After indulging in NT Live’s One Man Two Guvnors a few weeks ago, in true theatre enthusiast fashion, I wrote a list of every live production that is currently available to stream. Third on the list: Hamlet, starring The Globe’s Artistic Director Michelle Terry in the title role. Directed by As You Like It’s Federay Holmes and Elle While (also part of The Globe’s 2018 Summer Season with the same 12 actors), the experience promises to be a “mythic and timeless journey”, according to the programme. It doesn’t live up to this expectation, but this is no bad thing, as its simplicity and modernisation make it more accessible.
The production is packed with bold directorial choices, of which the gender fluid casting is most striking. As a kind of accidental aficionado of gender-swapping-Shakespeare myself (amateur theatre is sorely lacking in male actors…), I know it can go one of two ways: sophisticated and exciting or awkward and confusing. Luckily, this performance tends towards the former. Terry’s portrayal of the eponymous character is insightful and refreshing, combining juvenile vulnerability with vengeful obsession. However, it occasionally lacks light and shade, especially in Hamlet’s mad phase, during which the emotion quickly grows monotonous. Her real strength is her chemistry with Catrin Aaron’s Horatio, which brings a touching sisterly facet to one of Shakespeare’s more famous ‘bromances’. Conversely, her relationship with Shubham Saraf’s Ophelia is not so convincing. Despite a strong performance from Saraf, a male actor playing Ophelia in the modern day just doesn’t fully capture the important themes of patriarchal pressure, domestic abuse and female sexuality. Saying that, it’s certainly fun to watch this character portrayed as she would have been in Elizabethan times.
Of the cast who stay within their genders, a compelling performance can be seen from James Garnon as the corrupt and conniving Claudius. He is deceptively amicable as he seamlessly blends the iambic pentameter – in which the majority of the play is written – with a modern, naturalistic rhythm in his dialogue which really brings the words to life. Oftentimes, actors get carried away with the grandeur of Shakespeare and forget that the characters are actually thinking and speaking rather than just orating, so it’s nice to hear a Shakespearean villain speak like a real person. In a minor role as a Player, Jack Laskey commands the stage in jeans and trainers when he performs a section of Virgil’s Aeneid. Helen Schlesinger’s Gertrude is suitably maternal and guilt-stricken, and when she acts as messenger for Ophelia’s drowning her speech is beautiful and heart-breaking.
When it comes to design, the absence of a set encourages the audience to rely on the strength of the acting. The costume design is daring, with a bizarre amalgamation of modern-day dress and traditional Elizabethan clothing. Designer Ellan Parry explains that this choice was a nod to the “anachronistic eclecticism” of Elizabethan theatre, with companies often having to recycle second-hand garments or use props from prior productions. She also highlights the importance of seeing people on stage who look and dress just like those in the audience. Although the desired effect is increased intimacy, the mish-mash of costumes is discordant, and a little distracting. Nonetheless, various commenters on YouTube have debated the significance of the costume differences in portraying contrasts in loyalties between Claudius’ and Young Hamlet’s followers, indicating a generational divide, or simply in suggesting the ageless nature of the play. The fact that this design choice prompts such a variety of interpretations from its spectators is an achievement in itself – what is the point in theatre if not to make you ponder?
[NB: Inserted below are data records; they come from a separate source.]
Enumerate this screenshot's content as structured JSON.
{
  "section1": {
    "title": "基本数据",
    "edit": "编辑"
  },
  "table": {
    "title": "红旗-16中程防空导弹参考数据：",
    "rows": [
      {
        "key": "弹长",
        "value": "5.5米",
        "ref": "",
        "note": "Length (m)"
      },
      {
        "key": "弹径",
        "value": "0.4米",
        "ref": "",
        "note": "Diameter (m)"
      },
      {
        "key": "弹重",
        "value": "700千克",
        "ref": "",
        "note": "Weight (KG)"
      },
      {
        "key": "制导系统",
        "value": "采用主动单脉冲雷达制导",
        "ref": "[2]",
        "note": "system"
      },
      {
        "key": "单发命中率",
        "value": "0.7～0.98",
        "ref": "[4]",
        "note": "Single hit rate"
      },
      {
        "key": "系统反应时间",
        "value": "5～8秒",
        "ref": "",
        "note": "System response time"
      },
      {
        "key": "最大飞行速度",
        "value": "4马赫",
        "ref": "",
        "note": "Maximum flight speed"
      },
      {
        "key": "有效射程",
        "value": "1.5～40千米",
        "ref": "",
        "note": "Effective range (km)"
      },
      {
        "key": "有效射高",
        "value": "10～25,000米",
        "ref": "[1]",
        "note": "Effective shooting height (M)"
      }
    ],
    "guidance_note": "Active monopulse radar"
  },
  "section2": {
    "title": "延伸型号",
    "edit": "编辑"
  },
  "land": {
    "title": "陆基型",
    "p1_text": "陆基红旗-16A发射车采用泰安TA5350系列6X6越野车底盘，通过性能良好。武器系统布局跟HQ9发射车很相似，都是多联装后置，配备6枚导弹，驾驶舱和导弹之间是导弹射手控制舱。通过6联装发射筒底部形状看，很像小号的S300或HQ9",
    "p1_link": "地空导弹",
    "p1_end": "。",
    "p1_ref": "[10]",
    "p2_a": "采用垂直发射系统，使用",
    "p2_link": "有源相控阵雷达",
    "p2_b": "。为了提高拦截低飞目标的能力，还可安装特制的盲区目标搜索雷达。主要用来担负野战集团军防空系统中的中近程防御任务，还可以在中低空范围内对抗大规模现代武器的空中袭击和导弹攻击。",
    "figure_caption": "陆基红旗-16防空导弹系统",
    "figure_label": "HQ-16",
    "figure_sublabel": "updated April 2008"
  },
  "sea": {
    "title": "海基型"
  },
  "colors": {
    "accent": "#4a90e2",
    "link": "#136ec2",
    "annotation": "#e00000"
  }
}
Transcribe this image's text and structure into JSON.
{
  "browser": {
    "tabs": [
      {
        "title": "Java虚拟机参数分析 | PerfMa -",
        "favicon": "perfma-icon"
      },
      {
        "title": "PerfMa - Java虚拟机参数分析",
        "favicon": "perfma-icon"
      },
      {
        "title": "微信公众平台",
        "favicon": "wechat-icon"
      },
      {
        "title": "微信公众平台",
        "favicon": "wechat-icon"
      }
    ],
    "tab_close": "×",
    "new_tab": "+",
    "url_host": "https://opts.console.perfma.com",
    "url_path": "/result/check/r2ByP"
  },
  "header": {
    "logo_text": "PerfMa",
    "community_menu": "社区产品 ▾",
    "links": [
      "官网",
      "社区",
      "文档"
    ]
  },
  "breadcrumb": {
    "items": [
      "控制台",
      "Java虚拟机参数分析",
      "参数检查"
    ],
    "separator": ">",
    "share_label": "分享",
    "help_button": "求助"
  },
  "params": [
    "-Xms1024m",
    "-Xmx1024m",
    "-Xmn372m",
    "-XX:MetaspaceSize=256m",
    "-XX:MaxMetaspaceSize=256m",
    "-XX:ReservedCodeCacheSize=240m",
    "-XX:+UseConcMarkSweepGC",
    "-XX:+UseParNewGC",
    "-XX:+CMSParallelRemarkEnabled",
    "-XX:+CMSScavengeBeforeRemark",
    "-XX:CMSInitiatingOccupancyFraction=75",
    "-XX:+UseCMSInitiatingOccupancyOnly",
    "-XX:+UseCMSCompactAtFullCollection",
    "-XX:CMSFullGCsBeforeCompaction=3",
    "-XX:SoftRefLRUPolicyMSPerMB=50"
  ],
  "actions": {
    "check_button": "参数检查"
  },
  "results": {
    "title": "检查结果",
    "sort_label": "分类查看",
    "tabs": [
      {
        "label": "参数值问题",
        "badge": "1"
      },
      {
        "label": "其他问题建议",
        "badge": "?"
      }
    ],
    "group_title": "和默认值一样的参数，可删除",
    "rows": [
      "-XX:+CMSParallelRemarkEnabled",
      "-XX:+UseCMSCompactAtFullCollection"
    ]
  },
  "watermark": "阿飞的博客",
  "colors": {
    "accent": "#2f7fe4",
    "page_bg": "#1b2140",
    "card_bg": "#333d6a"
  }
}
A notably inspiring part of this show was the casting of deaf actor Nadia Nadarajah in the role of Guildenstern. In the programme, Nadarajah recounts the rehearsal process, during which she contemplated the possibility of a British Sign Language equivalent of Shakespearean iambic pentameter. She gives a fascinating insight into the translation process and how she brought Shakespearean BSL to life. As someone who does not understand BSL, I did not find her performance to be at all lacking. In fact, the BSL interpretations provided to her by Rosencranz (Pearce Quigley) establish a rather special chemistry between them, which is a delight to watch.
Above all, this production must be noted for its accessibility. For most people, watching a Shakespeare play that you haven’t previously studied is daunting, as there is always the worry of not having a clue what’s going on. In this version, though, Holmes and While ensure that the narrative is clear and comprehensible; a decent chunk of lengthy, tautological passages are unapologetically cut. This not only allows audiences to focus on the main storyline and its themes of deception and mortality, but makes the entire experience far more palatable with a pleasant run-time of 2 hours 30. The comedy – an element of early modern theatre that is often lost on contemporary audiences – is also presented in a way that guarantees everyone is in on the joke; I was impressed at the actors’ ability to have myself and my fellow audience members in The Globe laughing out loud on multiple occasions.
With over 400,000 views to date since its YouTube premiere on 6th April, this production is giving the masses a chance to approach Hamlet with an open-mind (and a pause button). What better time to make ‘accessible Shakespeare’ accessible for all?